China Gains Control of Only Major Source of Dysprosium Outside Its Country

Lianyugang Zeyu New Materials Sales, a subsidiary of state-owned Guangdong Rising Asset Management, struck a deal with Australia’s Northern Minerals to acquire 100% of all dysprosium produced at the company’s Browns Range mine.  The deal is strategically significant for two reasons: 1) Browns Range, once operational, will reportedly be the only active mining project outside of China to produce this heavy rare earth element (HREE) in significant amounts; and 2) the element, along with all other HREEs, is in short supply.

Beijing’s control of dysprosium production worldwide has potentially large commercial and military implications/applications, ranging from renewable energy and high technology applications to military uses such as permanent magnets and lasers.  As a point of reference, in 2012, the United States military used around seven tons of the element.

The three-year pilot project at Browns Range will begin producing 49,000 kilograms of dysprosium annually beginning in mid-2018 and has a potential lifespan of 11 years, pegging the mine’s entire supply at around 280,000 kilograms.  Before the offtake agreement, Sinosteel Engineering & Technology was awarded a $60 million engineering, procurement, and construction contract by Northern Minerals in December 2016.  Per that contract, Sinosteel agreed to construct the pilot plant.
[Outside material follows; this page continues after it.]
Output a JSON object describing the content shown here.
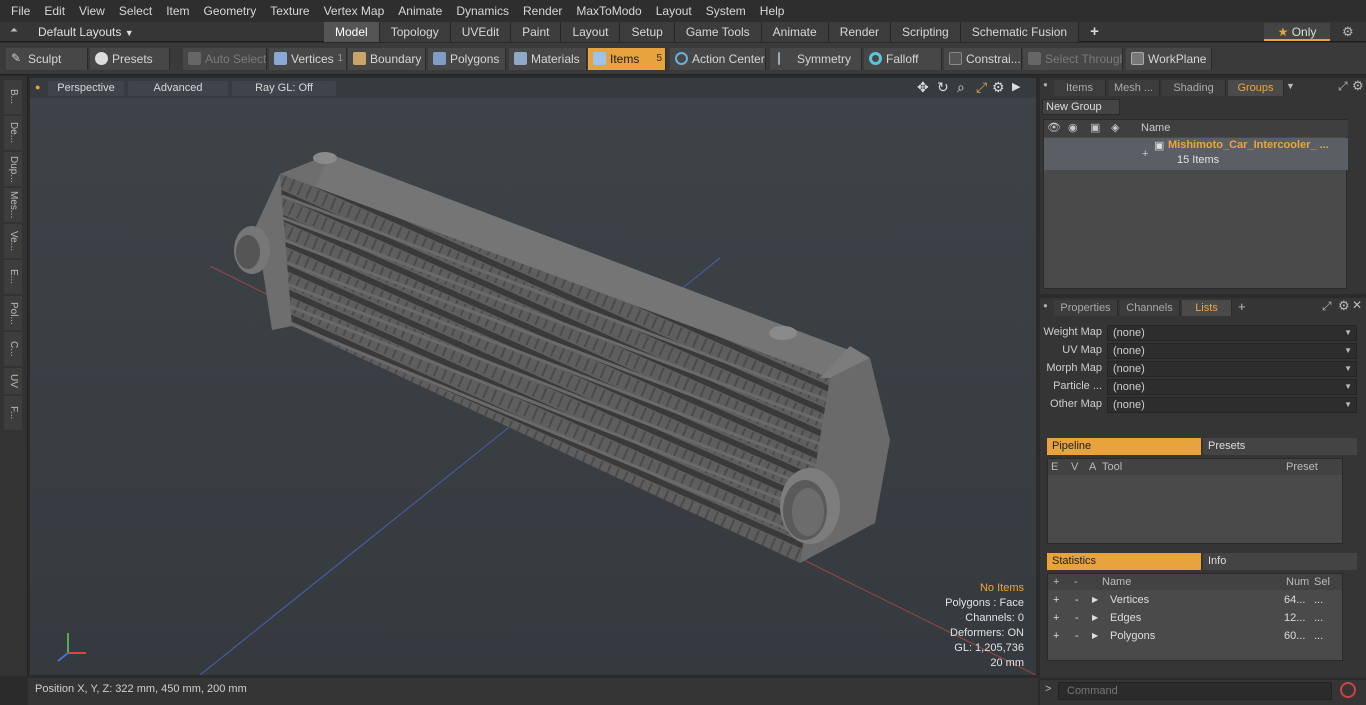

This development is especially noteworthy, given the embargo on rare earth elements imposed by China on Japan in September 2010 following a dispute.